Beluga Lentils + Fava Bean Puree

Standard

Image

Sometimes I go to the grocery store with a specific grocery list based on recipes that I’d like to make that week. And sometimes, well, honestly I’m just not the organized and I wing it. Last week, I went to Central Market here in Houston which is a specialty store run by the Texas chain HEB and I winged it.  Central Market is a foodie paradise. You want it, they’ve got it. Didn’t know you wanted it, they’ve got it!

On this day, the store was featuring all things Italian. They had a special produce section with the most interesting and unusual vegetables. And when I spotted the fava beans, my heart skipped a beat. No lie. Fresh fava beans are something you rarely see in a grocery store. If you are lucky, you can find them in the late spring at a good farmers market.

Image

I’ll tell you right now, they are a little bit of work. But the work is fun and the results are so rewarding. First you remove the beans from the pod. I love doing this. To me it’s like opening a present and finding treasure. I like the way the inside of the pods feel, kind of squishy.

Image

Once the beans are removed, you steam them so you can remove the outer layer. Yes, you shell them from the pod, steam and then shell the edible bean from its outer covering. It’s not like opening a can of beans and you are good to go. There are a few steps required here.

Image

Now you have this amazing little green fava bean. Then I cooked them with some olive oil, water and salt, getting my inspiration from Alice Waters, the Berkley chef who pioneered farm to table cooking. Once the beans are cooked tender, but not mushy I pureed them in the food processor with some basil olive oil. That’s it.

I happened to have some Beluga lentils in my pantry. I know…you should see my pantry! Anyway, I thought they would go well with the fava bean puree. Beluga lentils are small beautiful black beans that resemble Beluga caviar when cooked. And they are tasty too.

Image

The preparation for this is super easy. I sauteed some cipollini onions (any sweet onion would be fine) and garlic in some olive oil. Then I added the lentils and water. Boom. That’s basically it with some additional seasonings.

Image

I served the lentils over the fava bean puree with an assortment of grilled vegetables and bread. I like to spoon some of the mixture on the grilled bread. Heaven. Too die for. Amazing. Oh my.

Beluga Lentils + Fava Bean Puree

Serves 4

1 cup Beluga lentils, rinsed and picked over

4 cups water

2 Tbsp olive oil

1/2 cup cipollini onion, finely chopped

1 Tbsp garlic, minced

1 tsp dried thyme

1/4 tsp crushed red pepper or to taste

2 Tbsp fresh basil, finely chopped

Sea salt and pepper, to taste

Fava Bean Puree (see recipe below)
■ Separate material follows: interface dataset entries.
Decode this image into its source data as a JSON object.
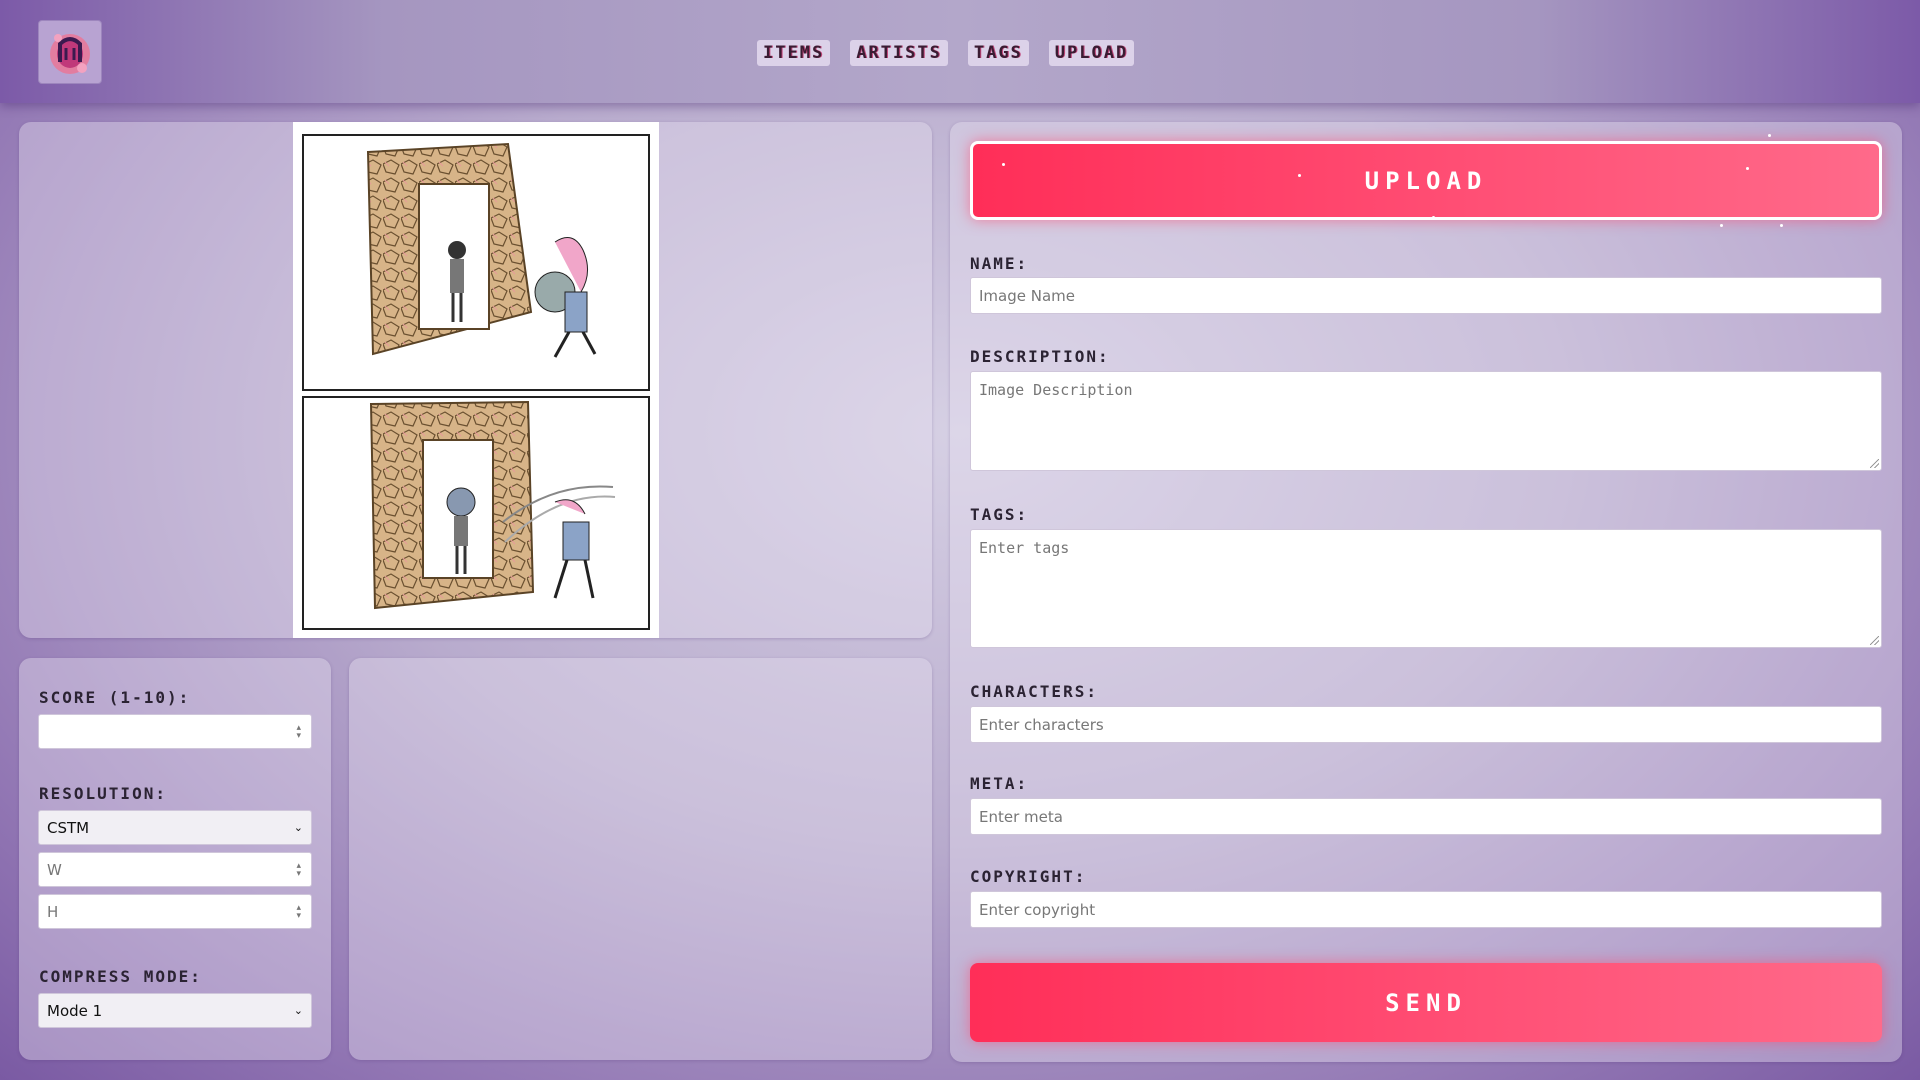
{
  "nav": {
    "items": [
      "ITEMS",
      "ARTISTS",
      "TAGS",
      "UPLOAD"
    ]
  },
  "options": {
    "score_label": "SCORE (1-10):",
    "score_value": "",
    "resolution_label": "RESOLUTION:",
    "resolution_selected": "CSTM",
    "width_placeholder": "W",
    "height_placeholder": "H",
    "compress_label": "COMPRESS MODE:",
    "compress_selected": "Mode 1"
  },
  "form": {
    "upload_button": "UPLOAD",
    "name_label": "NAME:",
    "name_placeholder": "Image Name",
    "description_label": "DESCRIPTION:",
    "description_placeholder": "Image Description",
    "tags_label": "TAGS:",
    "tags_placeholder": "Enter tags",
    "characters_label": "CHARACTERS:",
    "characters_placeholder": "Enter characters",
    "meta_label": "META:",
    "meta_placeholder": "Enter meta",
    "copyright_label": "COPYRIGHT:",
    "copyright_placeholder": "Enter copyright",
    "send_button": "SEND"
  },
  "colors": {
    "accent": "#ff3d63",
    "background": "#b8abcd"
  }
}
In a saucepan, heat olive oil over medium heat. Add onion, garlic, thyme, crushed red pepper, salt and pepper. Cook onion and garlic about 5 minutes until softened but not brown. Add lentils and cook about 2 minutes stirring to coat with oil. Add water and bring to a gentle boil. Cook 30 minutes or until tender. Drain any excess liquid and transfer to a bowl. Add additional olive oil if needed and fresh basil. Taste and add salt and pepper to taste.

Fava Bean Puree

2 pounds fava beans, shelled

2 Tbsp olive oil

1/2 cup water

2-4 Tbsp basil infused olive oil

Sea salt and pepper, to taste

Steam shelled fava beans until outer layer begins to wrinkle, about 10 minutes. Transfer beans to a bowl and remove outer layer. It’s easiest to make a small opening in the layer and pop the beans out of the skin.

In a saute pan, heat olive oil over medium heat and add beans. Cook for about 2-5 minutes, then add water. Cook another 10-15 minutes until water evaporates and beans are tender. Add more water if needed.

Transfer beans to food processor and puree. Add basil olive oil and process until smooth. Taste and add salt and pepper to your liking.

Serve Beluga lentils over the fava bean puree. Can be spread on grilled bread or toast.

 

Leave a Reply

Fill in your details below or click an icon to log in:

WordPress.com Logo

You are commenting using your WordPress.com account. Log Out / Change )

Twitter picture

You are commenting using your Twitter account. Log Out / Change )

Facebook photo

You are commenting using your Facebook account. Log Out / Change )

Google+ photo

You are commenting using your Google+ account. Log Out / Change )

Connecting to %s